I’ve been working with Flipkart for about a year and a half. I really like being a Flipster because there are tons of things one can learn. Though I had pursued my Bachelor of Business Management (BBM) at college, I realized that the business world was not for me. Prior to Flipkart, I had worked in a myriad of industries like social service, subtitling and editing, and ad agencies. When you are working at an ad agency, you’re in this creative bubble where you are fed fodder to create. Thus, you are simply a creative machine. But at Flipkart, I get to play different roles in different processes, rather than being just one effective part of a long-chain process. And what a big wakeup call that was for me—I was now dealing with clients, as well managers and different teams here, and interacting with people that I normally wouldn’t have. And this is what has been the best lesson I’ve learnt, especially with Studio 34 coming into the picture.
How do you balance work and play?
I am not a believer in balance; it is nothing but a myth. Balance is a subjective concept. A person who is wise and very close to me told me once, “The problem with most people, especially those working corporate jobs, is that they plan their lives in days, weeks and months in advance. But the trick to make things more effective in the long run is to plan one’s time in minutes and hours.” You may have a five-year or even a ten-year plan of goals, or you may have drawn up a huge chart in your house citing goals you need to achieve every week. But the truth is that all this planning makes you live in the future, which is not good. You then conceive of your future selves as different people, and thus leave your present problems for ‘some other person’. And this is something I’ve managed to do really right: I view my time in minutes, rather than in days. I do not over-control my life—I keep some free time on my hands, unless there is something that I have committed to do, something that I really have to do. Yes, if some things have to be or can be done, they will be done. Wasting time can be a good thing—I just don’t see a lot of people doing it.

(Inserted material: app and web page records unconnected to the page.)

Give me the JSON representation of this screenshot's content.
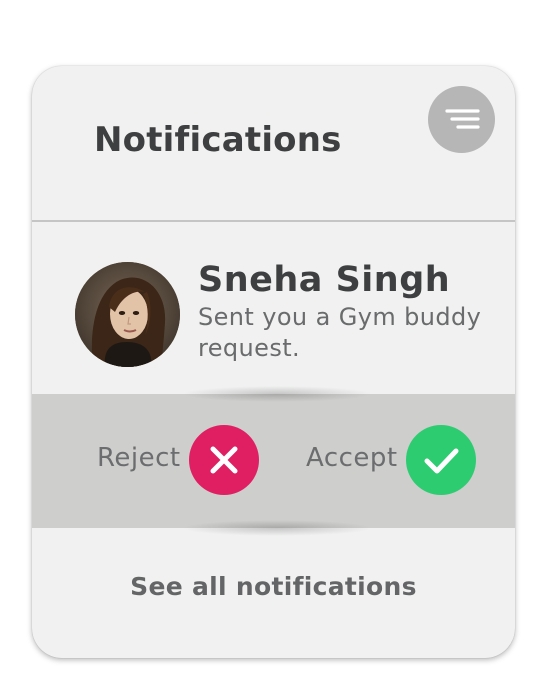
{
  "header": {
    "title": "Notifications",
    "menu_icon": "menu-lines-icon"
  },
  "notification": {
    "sender_name": "Sneha Singh",
    "message": "Sent you a Gym buddy request."
  },
  "actions": {
    "reject_label": "Reject",
    "reject_icon": "close-icon",
    "accept_label": "Accept",
    "accept_icon": "check-icon"
  },
  "footer": {
    "see_all_label": "See all notifications"
  },
  "colors": {
    "card_background": "#f0f1f0",
    "action_bar": "#cececd",
    "reject": "#e01f62",
    "accept": "#2ecc71",
    "menu_button": "#b5b6b5"
  }
}
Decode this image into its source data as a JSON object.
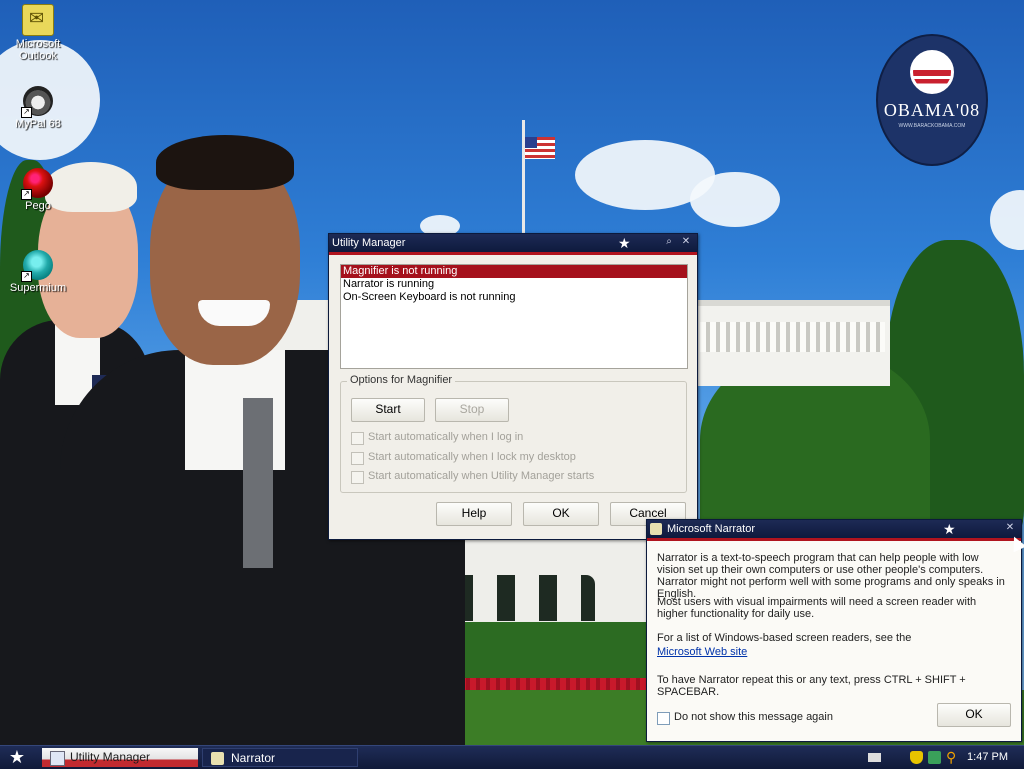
{
  "desktop": {
    "icons": [
      {
        "label": "Microsoft Outlook",
        "icon": "outlook-icon"
      },
      {
        "label": "MyPal 68",
        "icon": "mypal-icon"
      },
      {
        "label": "Pego",
        "icon": "pego-icon"
      },
      {
        "label": "Supermium",
        "icon": "supermium-icon"
      }
    ],
    "logo": {
      "text": "OBAMA'08",
      "subtext": "WWW.BARACKOBAMA.COM"
    }
  },
  "utility_manager": {
    "title": "Utility Manager",
    "list": [
      {
        "text": "Magnifier is not running",
        "selected": true
      },
      {
        "text": "Narrator is running",
        "selected": false
      },
      {
        "text": "On-Screen Keyboard is not running",
        "selected": false
      }
    ],
    "options_label": "Options for Magnifier",
    "start_label": "Start",
    "stop_label": "Stop",
    "checkboxes": [
      "Start automatically when I log in",
      "Start automatically when I lock my desktop",
      "Start automatically when Utility Manager starts"
    ],
    "help_label": "Help",
    "ok_label": "OK",
    "cancel_label": "Cancel"
  },
  "narrator": {
    "title": "Microsoft Narrator",
    "para1": "Narrator is a text-to-speech program that can help people with low vision set up their own computers or use other people's computers. Narrator might not perform well with some programs and only speaks in English.",
    "para2": "Most users with visual impairments will need a screen reader with higher functionality for daily use.",
    "para3": "For a list of Windows-based screen readers, see the",
    "link": "Microsoft Web site",
    "para4": "To have Narrator repeat this or any text, press CTRL + SHIFT + SPACEBAR.",
    "checkbox": "Do not show this message again",
    "ok_label": "OK"
  },
  "taskbar": {
    "tasks": [
      "Utility Manager",
      "Narrator"
    ],
    "clock": "1:47 PM"
  },
  "colors": {
    "accent_red": "#a5111c",
    "titlebar": "#0e1a3d",
    "taskbar": "#101a39"
  }
}
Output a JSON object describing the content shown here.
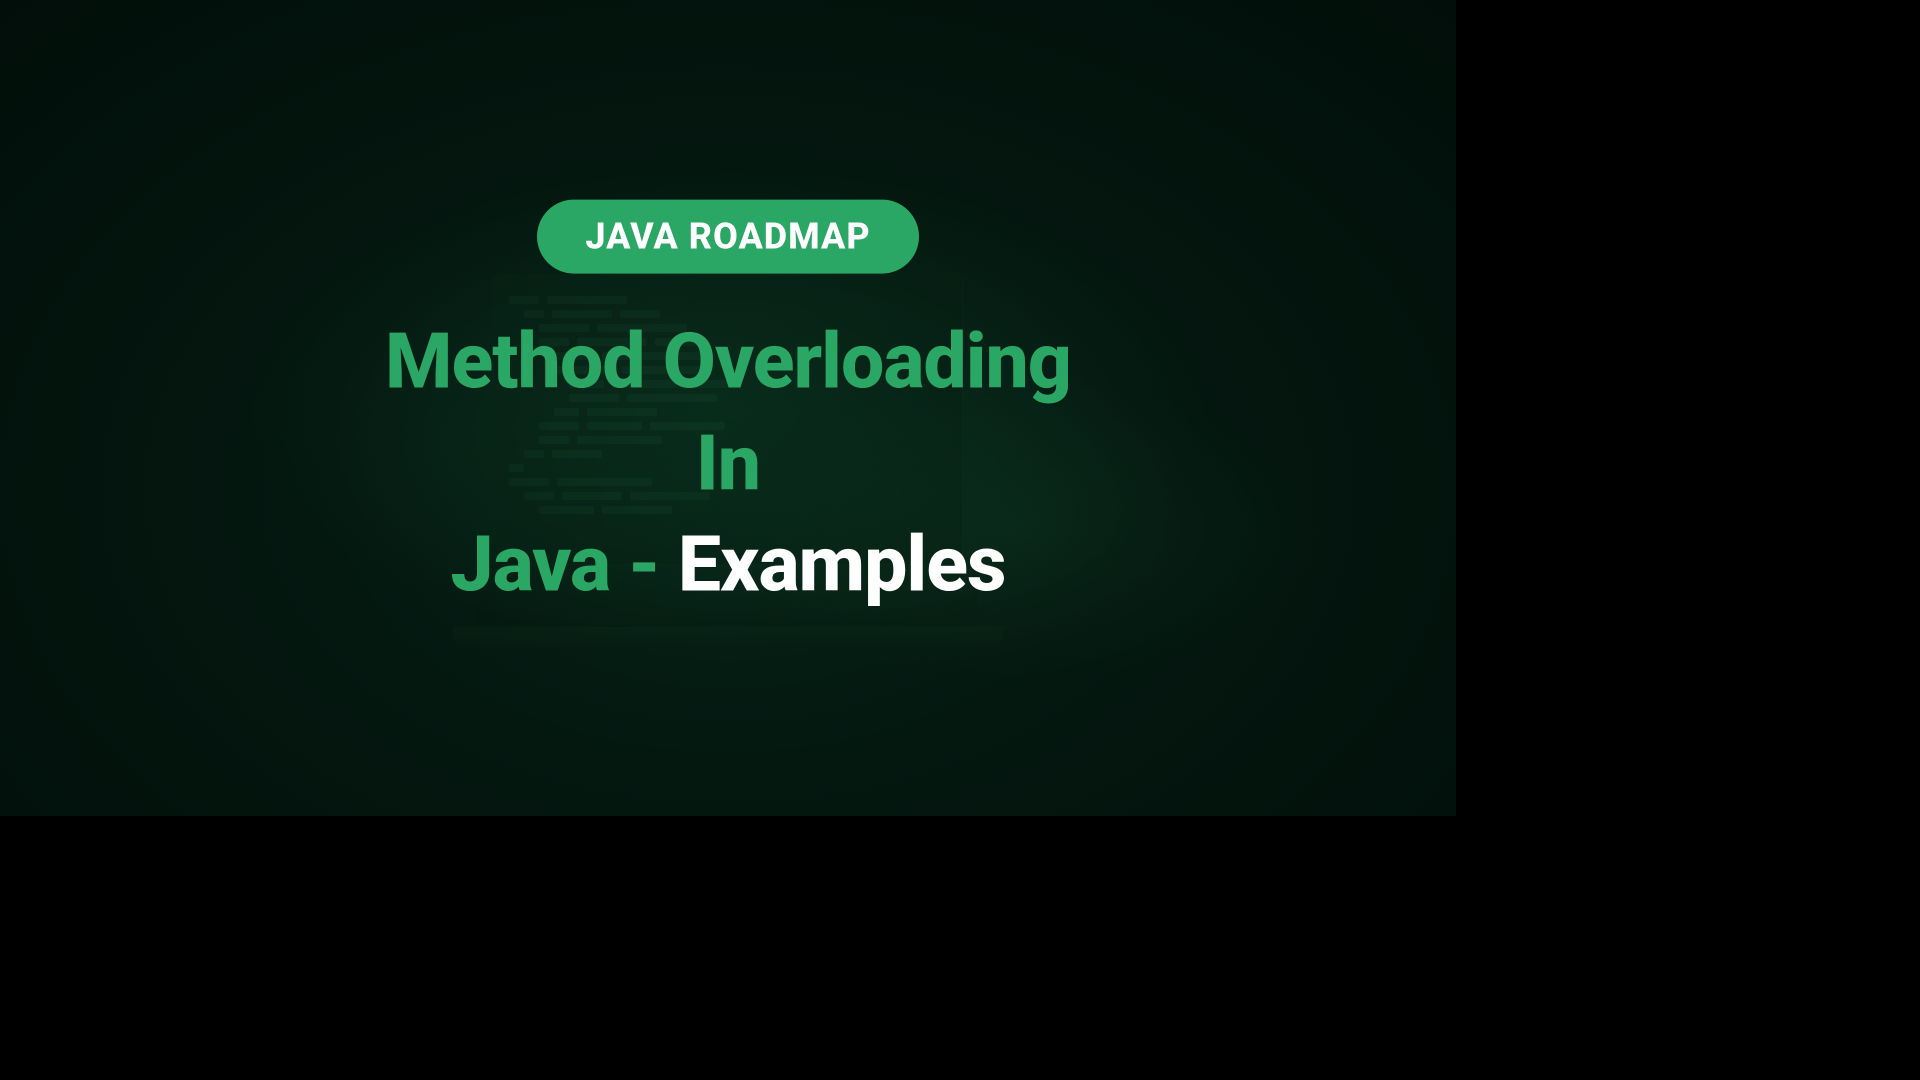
{
  "badge": {
    "label": "JAVA ROADMAP"
  },
  "title": {
    "line1": "Method Overloading In",
    "line2_green": "Java - ",
    "line2_white": "Examples"
  },
  "colors": {
    "accent": "#2aa765"
  }
}
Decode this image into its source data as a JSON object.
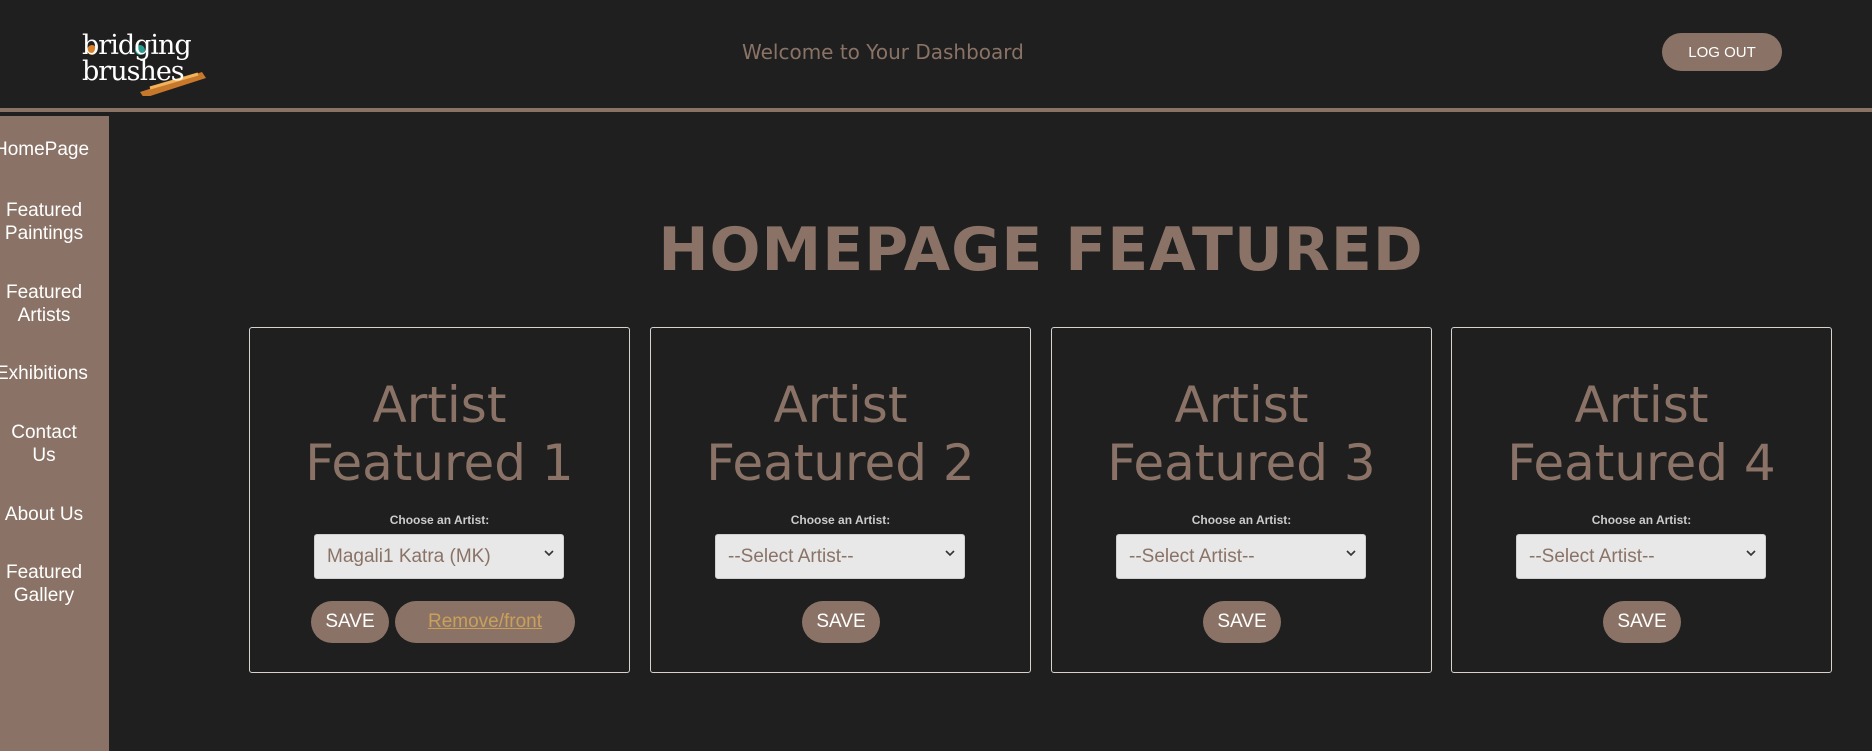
{
  "header": {
    "logo_line1": "bridging",
    "logo_line2": "brushes",
    "welcome": "Welcome to Your Dashboard",
    "logout_label": "LOG OUT"
  },
  "sidebar": {
    "items": [
      {
        "label": "HomePage"
      },
      {
        "label": "Featured\nPaintings"
      },
      {
        "label": "Featured\nArtists"
      },
      {
        "label": "Exhibitions"
      },
      {
        "label": "Contact\nUs"
      },
      {
        "label": "About Us"
      },
      {
        "label": "Featured\nGallery"
      }
    ]
  },
  "main": {
    "title": "HOMEPAGE FEATURED",
    "cards": [
      {
        "title": "Artist\nFeatured 1",
        "choose_label": "Choose an Artist:",
        "selected": "Magali1 Katra (MK)",
        "save_label": "SAVE",
        "remove_label": "Remove/front"
      },
      {
        "title": "Artist\nFeatured 2",
        "choose_label": "Choose an Artist:",
        "selected": "--Select Artist--",
        "save_label": "SAVE"
      },
      {
        "title": "Artist\nFeatured 3",
        "choose_label": "Choose an Artist:",
        "selected": "--Select Artist--",
        "save_label": "SAVE"
      },
      {
        "title": "Artist\nFeatured 4",
        "choose_label": "Choose an Artist:",
        "selected": "--Select Artist--",
        "save_label": "SAVE"
      }
    ]
  },
  "colors": {
    "background": "#1f1f1f",
    "accent": "#8a7366",
    "link": "#c9a05a"
  },
  "icons": [
    "chevron-down-icon"
  ]
}
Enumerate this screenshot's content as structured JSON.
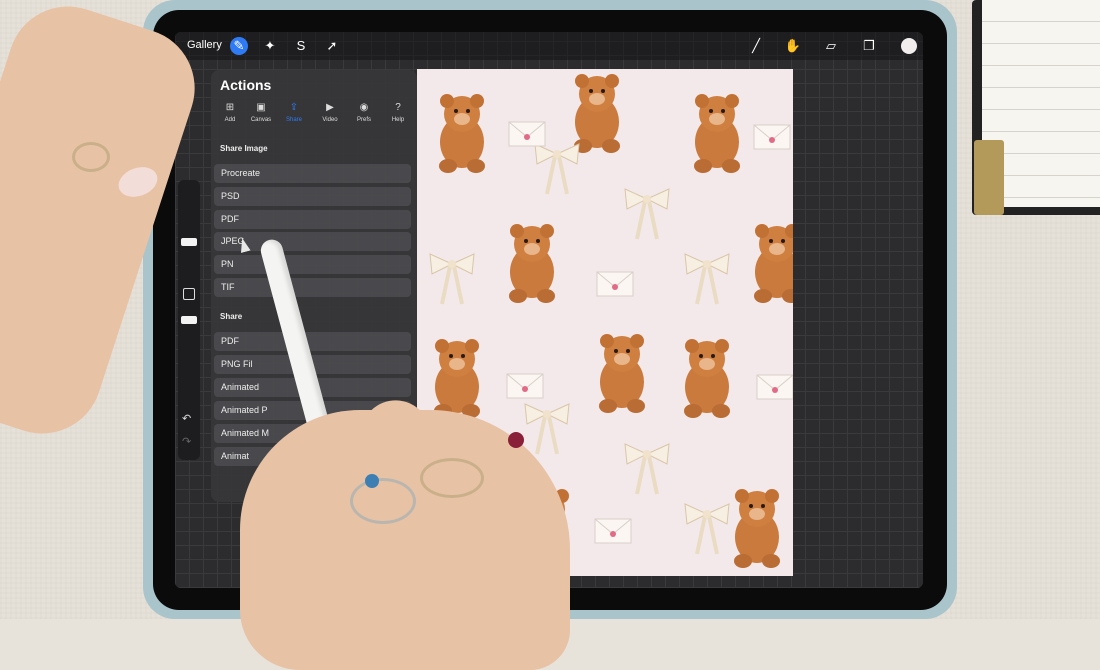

On the music front, how does the future look for you?
I am not sure, there are so many things going on in my life! I’m getting married in November this year, and going to start a new phase in my life. I have cut down on travel this year and the year before, though I have travelled locally now and then. As a musician, I am looking forward to seeing what the world has to offer and teach me. I have a few plans in the pipeline already and wherever I go, I would like to find whether they have any interesting collaborations with regards to music and venues to perform at. Hopefully, I should be able to restore a few more motorcycles too. And maybe, when you meet me in five years, I will be at a farm somewhere.
Sounds like Anand Vijayasimha has a full plate, and we wish him all the best as he starts a new chapter in his life, and pursues his passions and hobbies wholeheartedly. Listen to musical compositions by Anand Vijayasimha here.
If you think you too are exploring life in its many-colored lens and want to join the Flipkart tribe, head over to Flipkart Careers and find your fit.